“To be among Amina Cain’s creatures is to stand in the presence of what is mysterious, expansive, and alive. Whether these distinctly female characters are falling in and out of uncanny intimacies, speaking from the hidden realms of the unconscious, seeking self-knowledge, or becoming visible in all their candor and strangeness, they move through a universe shaped by the gravitational pull of elusive yet resilient forces—the yin-dark energies of instinct and feeling that animate creative life. It’s here that the intuitive reach of fiction meets the reader’s own quest for understanding, through the subtle beauty of living the truth of one’s experiences in the most attentive and unadorned way possible.” — Pamela Lu
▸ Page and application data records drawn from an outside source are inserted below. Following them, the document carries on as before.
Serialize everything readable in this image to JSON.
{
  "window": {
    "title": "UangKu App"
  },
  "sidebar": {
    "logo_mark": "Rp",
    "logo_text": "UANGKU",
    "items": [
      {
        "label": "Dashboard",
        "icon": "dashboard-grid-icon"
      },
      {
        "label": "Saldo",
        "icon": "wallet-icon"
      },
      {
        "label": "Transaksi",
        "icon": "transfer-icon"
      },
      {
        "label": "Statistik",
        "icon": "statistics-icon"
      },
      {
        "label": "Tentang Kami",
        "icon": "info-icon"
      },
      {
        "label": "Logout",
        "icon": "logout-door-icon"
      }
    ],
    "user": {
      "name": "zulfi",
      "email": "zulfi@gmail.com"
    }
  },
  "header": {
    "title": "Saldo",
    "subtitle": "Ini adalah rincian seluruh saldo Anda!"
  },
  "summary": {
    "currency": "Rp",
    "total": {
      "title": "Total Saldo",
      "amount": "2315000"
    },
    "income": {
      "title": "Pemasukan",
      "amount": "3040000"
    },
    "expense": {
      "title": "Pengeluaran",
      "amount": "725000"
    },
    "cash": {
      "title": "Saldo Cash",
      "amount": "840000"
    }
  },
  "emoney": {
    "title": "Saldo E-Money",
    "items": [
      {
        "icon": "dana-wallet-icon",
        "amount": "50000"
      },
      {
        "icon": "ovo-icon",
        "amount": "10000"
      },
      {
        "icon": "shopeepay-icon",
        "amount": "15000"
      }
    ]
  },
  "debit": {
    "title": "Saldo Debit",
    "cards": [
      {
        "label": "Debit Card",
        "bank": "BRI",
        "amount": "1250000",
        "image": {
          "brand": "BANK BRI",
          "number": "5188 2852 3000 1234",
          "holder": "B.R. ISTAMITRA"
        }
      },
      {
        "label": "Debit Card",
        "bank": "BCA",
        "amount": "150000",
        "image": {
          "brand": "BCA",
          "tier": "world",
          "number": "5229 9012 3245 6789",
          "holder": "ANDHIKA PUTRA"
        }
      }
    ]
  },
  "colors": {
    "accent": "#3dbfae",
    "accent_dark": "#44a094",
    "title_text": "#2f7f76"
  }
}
Question: “If you had to think of a motion you’ve made more than any other in your whole life, what would it be?” Response: “I don’t want to be a motion.”
In her debut collection of fifteen short stories, Amina Cain makes ordinary worlds strange and spare and beautiful. A woman carves invisible images onto ice, a pair of black wings appears in front of a house, and a restless teacher sits in a gallery of miniature rooms.
“Neurologically, touching and being touched, whether that’s brushing up against some kind of stalk-like, goldeny things in a tundra or being politely nudged into the back-seat of a Buick Le Sabre, is how a body locates itself in the softest kind of time. For bodies that have experienced a proprioceptive disturbance, touch thus becomes a way of re-building the nervous system. I’m fascinated by the way Cain does this–builds a nervous system–as an act of narrative. For example, when a person, in the deep part of her book, is at their most vulnerable, blurting out banal things to the person they are desperately, secretly in love with and then saying things in their head like “you stupid bloody idiot, why, why, why did you say that?” or somehow stumbling into a forested area above a busy road, on a day when everything else has totally gone to shit they are, by deep chance, met. Something comes towards them and doesn’t go away.” — Bhanu Kapil
Out of print.